Back in the late 1990s, when C++ was in the ascendancy, the humble dynamic-link library (DLL) was the accepted unit of Windows software distribution. DLLs represented shared libraries of code, and this model persists to the present day. However, the nomenclature has changednowadays, on the .NET platform, the term assembly is used instead of DLL. Assemblies offer a range of facilities designed to make life easier for software producers targeting the .NET platform. One such facility is language independencecode in an assembly can be used by any of the .NET languages. In this context, language independence helps to unify multi-language solutions.

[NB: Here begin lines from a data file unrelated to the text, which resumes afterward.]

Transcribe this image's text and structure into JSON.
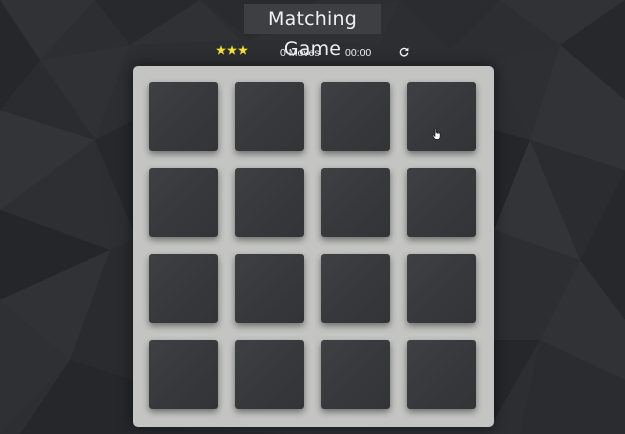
{
  "header": {
    "title": "Matching Game"
  },
  "score_panel": {
    "stars_total": 3,
    "stars_filled": 3,
    "star_color": "#f5e032",
    "moves_text": "0 Moves",
    "timer_text": "00:00",
    "restart_icon": "restart-icon"
  },
  "deck": {
    "rows": 4,
    "columns": 4,
    "card_state": "face-down",
    "card_count": 16
  },
  "colors": {
    "background": "#2b2d31",
    "deck": "#c4c5c3",
    "card": "#3a3b3e",
    "title_bg": "#3d3f43"
  }
}
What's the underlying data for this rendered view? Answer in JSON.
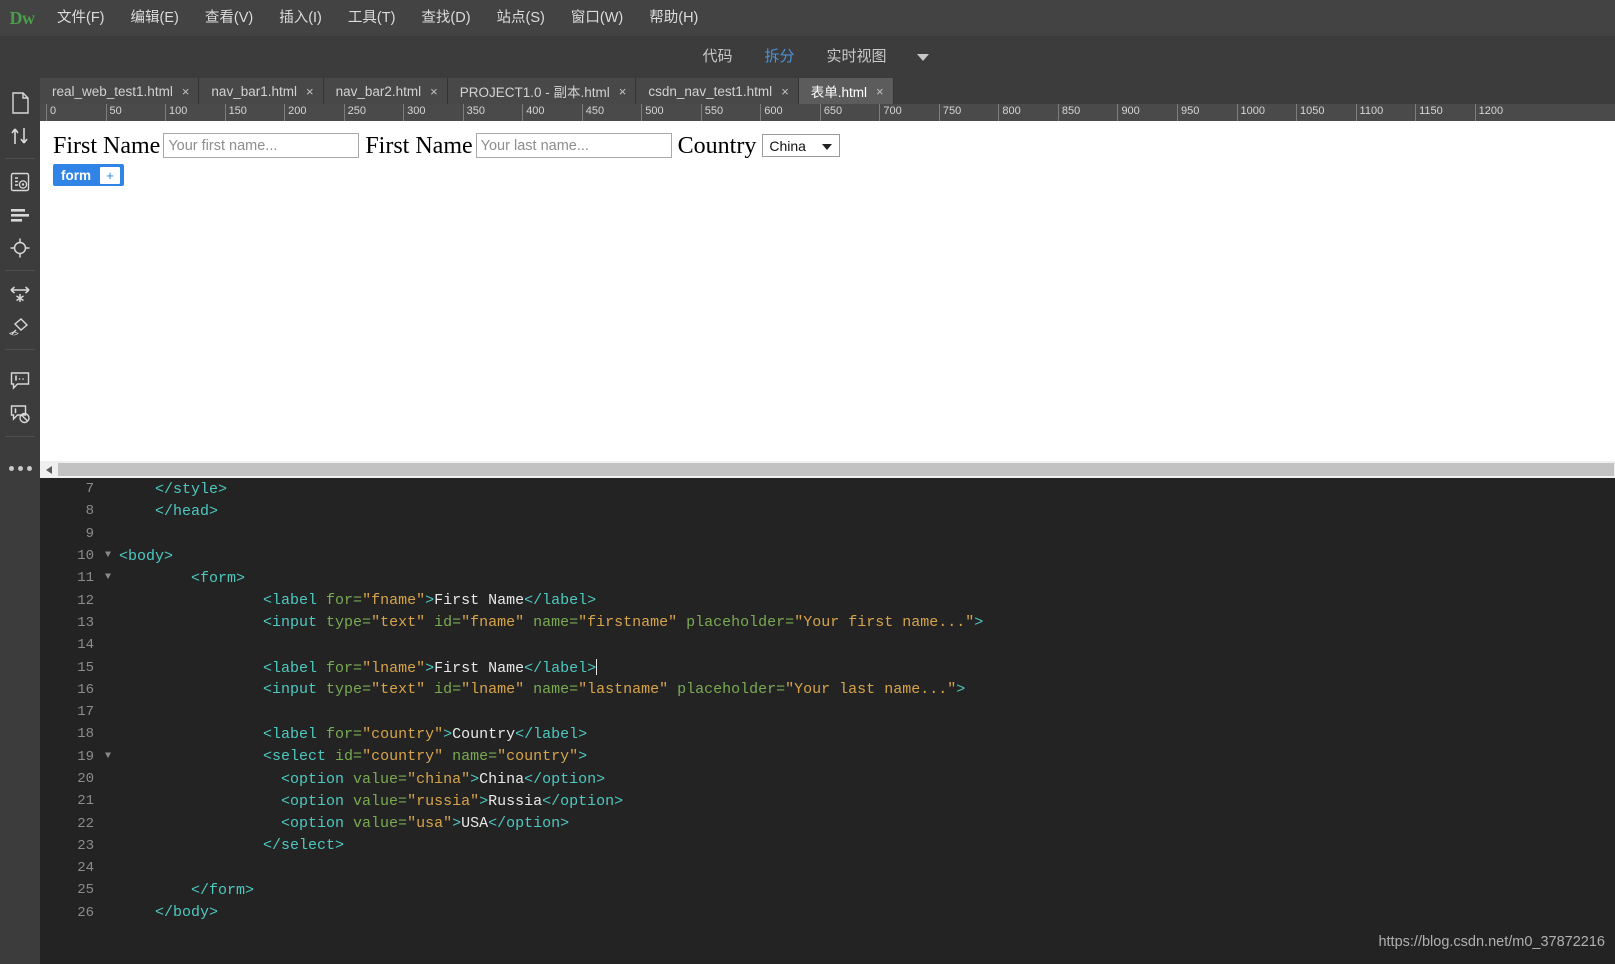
{
  "app": {
    "logo": "Dw",
    "accent_blue": "#4d90d8",
    "badge_blue": "#2f84e5",
    "menubar_bg": "#434343",
    "code_bg": "#232323"
  },
  "menu": {
    "items": [
      {
        "label": "文件(F)"
      },
      {
        "label": "编辑(E)"
      },
      {
        "label": "查看(V)"
      },
      {
        "label": "插入(I)"
      },
      {
        "label": "工具(T)"
      },
      {
        "label": "查找(D)"
      },
      {
        "label": "站点(S)"
      },
      {
        "label": "窗口(W)"
      },
      {
        "label": "帮助(H)"
      }
    ]
  },
  "view_switch": {
    "code_label": "代码",
    "split_label": "拆分",
    "live_label": "实时视图",
    "active": "拆分"
  },
  "tabs": [
    {
      "label": "real_web_test1.html",
      "close": "×",
      "active": false
    },
    {
      "label": "nav_bar1.html",
      "close": "×",
      "active": false
    },
    {
      "label": "nav_bar2.html",
      "close": "×",
      "active": false
    },
    {
      "label": "PROJECT1.0 - 副本.html",
      "close": "×",
      "active": false
    },
    {
      "label": "csdn_nav_test1.html",
      "close": "×",
      "active": false
    },
    {
      "label": "表单.html",
      "close": "×",
      "active": true
    }
  ],
  "ruler": {
    "unit_step": 50,
    "labels": [
      0,
      50,
      100,
      150,
      200,
      250,
      300,
      350,
      400,
      450,
      500,
      550,
      600,
      650,
      700,
      750,
      800,
      850,
      900,
      950,
      1000,
      1050,
      1100,
      1150,
      1200
    ]
  },
  "design_view": {
    "fields": [
      {
        "label": "First Name",
        "placeholder": "Your first name...",
        "type": "text"
      },
      {
        "label": "First Name",
        "placeholder": "Your last name...",
        "type": "text"
      }
    ],
    "select": {
      "label": "Country",
      "selected": "China",
      "options": [
        "China",
        "Russia",
        "USA"
      ]
    },
    "tag_badge": {
      "name": "form",
      "plus": "+"
    }
  },
  "code_view": {
    "lines": [
      {
        "num": "7",
        "fold": "",
        "indent": 2,
        "tokens": [
          {
            "t": "tag",
            "v": "</style>"
          }
        ]
      },
      {
        "num": "8",
        "fold": "",
        "indent": 2,
        "tokens": [
          {
            "t": "tag",
            "v": "</head>"
          }
        ]
      },
      {
        "num": "9",
        "fold": "",
        "indent": 0,
        "tokens": []
      },
      {
        "num": "10",
        "fold": "▼",
        "indent": 0,
        "tokens": [
          {
            "t": "tag",
            "v": "<body>"
          }
        ]
      },
      {
        "num": "11",
        "fold": "▼",
        "indent": 4,
        "tokens": [
          {
            "t": "tag",
            "v": "<form>"
          }
        ]
      },
      {
        "num": "12",
        "fold": "",
        "indent": 8,
        "tokens": [
          {
            "t": "tag",
            "v": "<label "
          },
          {
            "t": "attr",
            "v": "for="
          },
          {
            "t": "val",
            "v": "\"fname\""
          },
          {
            "t": "tag",
            "v": ">"
          },
          {
            "t": "txt",
            "v": "First Name"
          },
          {
            "t": "tag",
            "v": "</label>"
          }
        ]
      },
      {
        "num": "13",
        "fold": "",
        "indent": 8,
        "tokens": [
          {
            "t": "tag",
            "v": "<input "
          },
          {
            "t": "attr",
            "v": "type="
          },
          {
            "t": "val",
            "v": "\"text\""
          },
          {
            "t": "attr",
            "v": " id="
          },
          {
            "t": "val",
            "v": "\"fname\""
          },
          {
            "t": "attr",
            "v": " name="
          },
          {
            "t": "val",
            "v": "\"firstname\""
          },
          {
            "t": "attr",
            "v": " placeholder="
          },
          {
            "t": "val",
            "v": "\"Your first name...\""
          },
          {
            "t": "tag",
            "v": ">"
          }
        ]
      },
      {
        "num": "14",
        "fold": "",
        "indent": 0,
        "tokens": []
      },
      {
        "num": "15",
        "fold": "",
        "indent": 8,
        "tokens": [
          {
            "t": "tag",
            "v": "<label "
          },
          {
            "t": "attr",
            "v": "for="
          },
          {
            "t": "val",
            "v": "\"lname\""
          },
          {
            "t": "tag",
            "v": ">"
          },
          {
            "t": "txt",
            "v": "First Name"
          },
          {
            "t": "tag",
            "v": "</label>"
          },
          {
            "t": "caret",
            "v": ""
          }
        ]
      },
      {
        "num": "16",
        "fold": "",
        "indent": 8,
        "tokens": [
          {
            "t": "tag",
            "v": "<input "
          },
          {
            "t": "attr",
            "v": "type="
          },
          {
            "t": "val",
            "v": "\"text\""
          },
          {
            "t": "attr",
            "v": " id="
          },
          {
            "t": "val",
            "v": "\"lname\""
          },
          {
            "t": "attr",
            "v": " name="
          },
          {
            "t": "val",
            "v": "\"lastname\""
          },
          {
            "t": "attr",
            "v": " placeholder="
          },
          {
            "t": "val",
            "v": "\"Your last name...\""
          },
          {
            "t": "tag",
            "v": ">"
          }
        ]
      },
      {
        "num": "17",
        "fold": "",
        "indent": 0,
        "tokens": []
      },
      {
        "num": "18",
        "fold": "",
        "indent": 8,
        "tokens": [
          {
            "t": "tag",
            "v": "<label "
          },
          {
            "t": "attr",
            "v": "for="
          },
          {
            "t": "val",
            "v": "\"country\""
          },
          {
            "t": "tag",
            "v": ">"
          },
          {
            "t": "txt",
            "v": "Country"
          },
          {
            "t": "tag",
            "v": "</label>"
          }
        ]
      },
      {
        "num": "19",
        "fold": "▼",
        "indent": 8,
        "tokens": [
          {
            "t": "tag",
            "v": "<select "
          },
          {
            "t": "attr",
            "v": "id="
          },
          {
            "t": "val",
            "v": "\"country\""
          },
          {
            "t": "attr",
            "v": " name="
          },
          {
            "t": "val",
            "v": "\"country\""
          },
          {
            "t": "tag",
            "v": ">"
          }
        ]
      },
      {
        "num": "20",
        "fold": "",
        "indent": 9,
        "tokens": [
          {
            "t": "tag",
            "v": "<option "
          },
          {
            "t": "attr",
            "v": "value="
          },
          {
            "t": "val",
            "v": "\"china\""
          },
          {
            "t": "tag",
            "v": ">"
          },
          {
            "t": "txt",
            "v": "China"
          },
          {
            "t": "tag",
            "v": "</option>"
          }
        ]
      },
      {
        "num": "21",
        "fold": "",
        "indent": 9,
        "tokens": [
          {
            "t": "tag",
            "v": "<option "
          },
          {
            "t": "attr",
            "v": "value="
          },
          {
            "t": "val",
            "v": "\"russia\""
          },
          {
            "t": "tag",
            "v": ">"
          },
          {
            "t": "txt",
            "v": "Russia"
          },
          {
            "t": "tag",
            "v": "</option>"
          }
        ]
      },
      {
        "num": "22",
        "fold": "",
        "indent": 9,
        "tokens": [
          {
            "t": "tag",
            "v": "<option "
          },
          {
            "t": "attr",
            "v": "value="
          },
          {
            "t": "val",
            "v": "\"usa\""
          },
          {
            "t": "tag",
            "v": ">"
          },
          {
            "t": "txt",
            "v": "USA"
          },
          {
            "t": "tag",
            "v": "</option>"
          }
        ]
      },
      {
        "num": "23",
        "fold": "",
        "indent": 8,
        "tokens": [
          {
            "t": "tag",
            "v": "</select>"
          }
        ]
      },
      {
        "num": "24",
        "fold": "",
        "indent": 0,
        "tokens": []
      },
      {
        "num": "25",
        "fold": "",
        "indent": 4,
        "tokens": [
          {
            "t": "tag",
            "v": "</form>"
          }
        ]
      },
      {
        "num": "26",
        "fold": "",
        "indent": 2,
        "tokens": [
          {
            "t": "tag",
            "v": "</body>"
          }
        ]
      }
    ]
  },
  "watermark": {
    "text": "https://blog.csdn.net/m0_37872216"
  }
}
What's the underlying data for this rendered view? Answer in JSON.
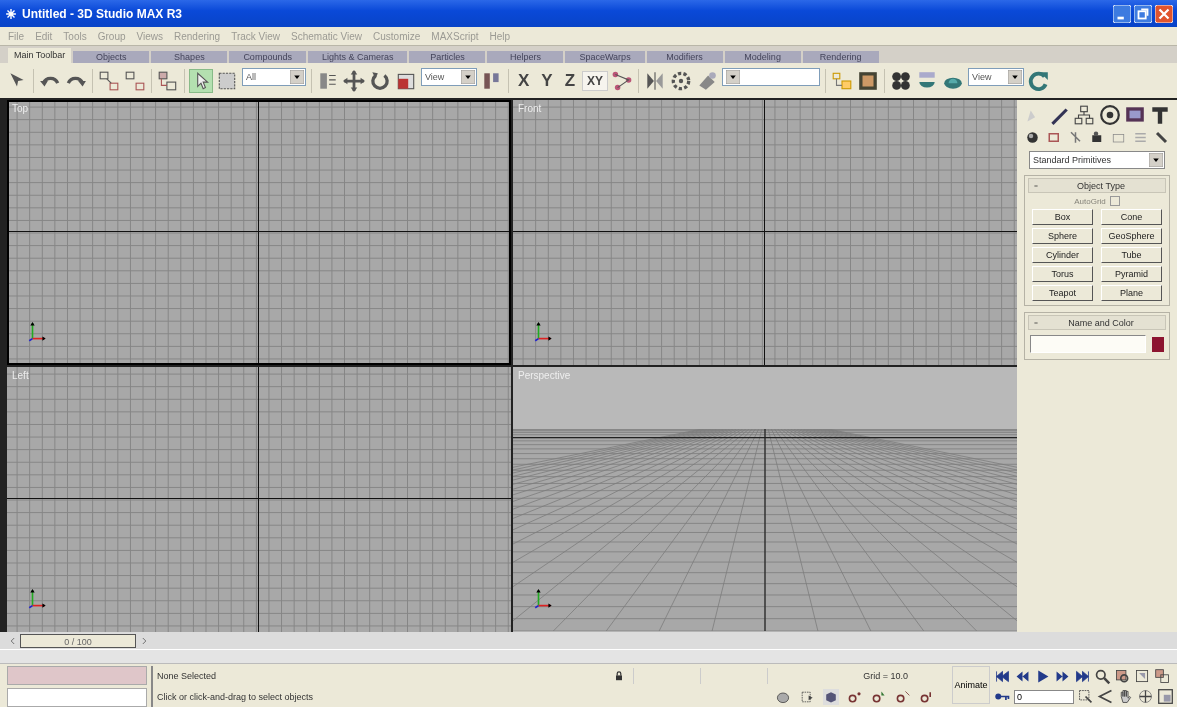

However, unity between Java and the .NET languages currently remains an aspiration. This is most likely due to commercial considerations; neither side wants to add value to the other by bridging the two languages. I guess that's the price of having private companies driving the main global technologies! (Now that Java is an open source platform, we might see some progress in the future.)
Anyway, assemblies offer all the old advantages of DLLs as well as a number of new ones; for example, versioning, XML description, digital signing, location independence, and so on. We'll see some of these features later on in this article.
Now let's take a look at the big picture of the application.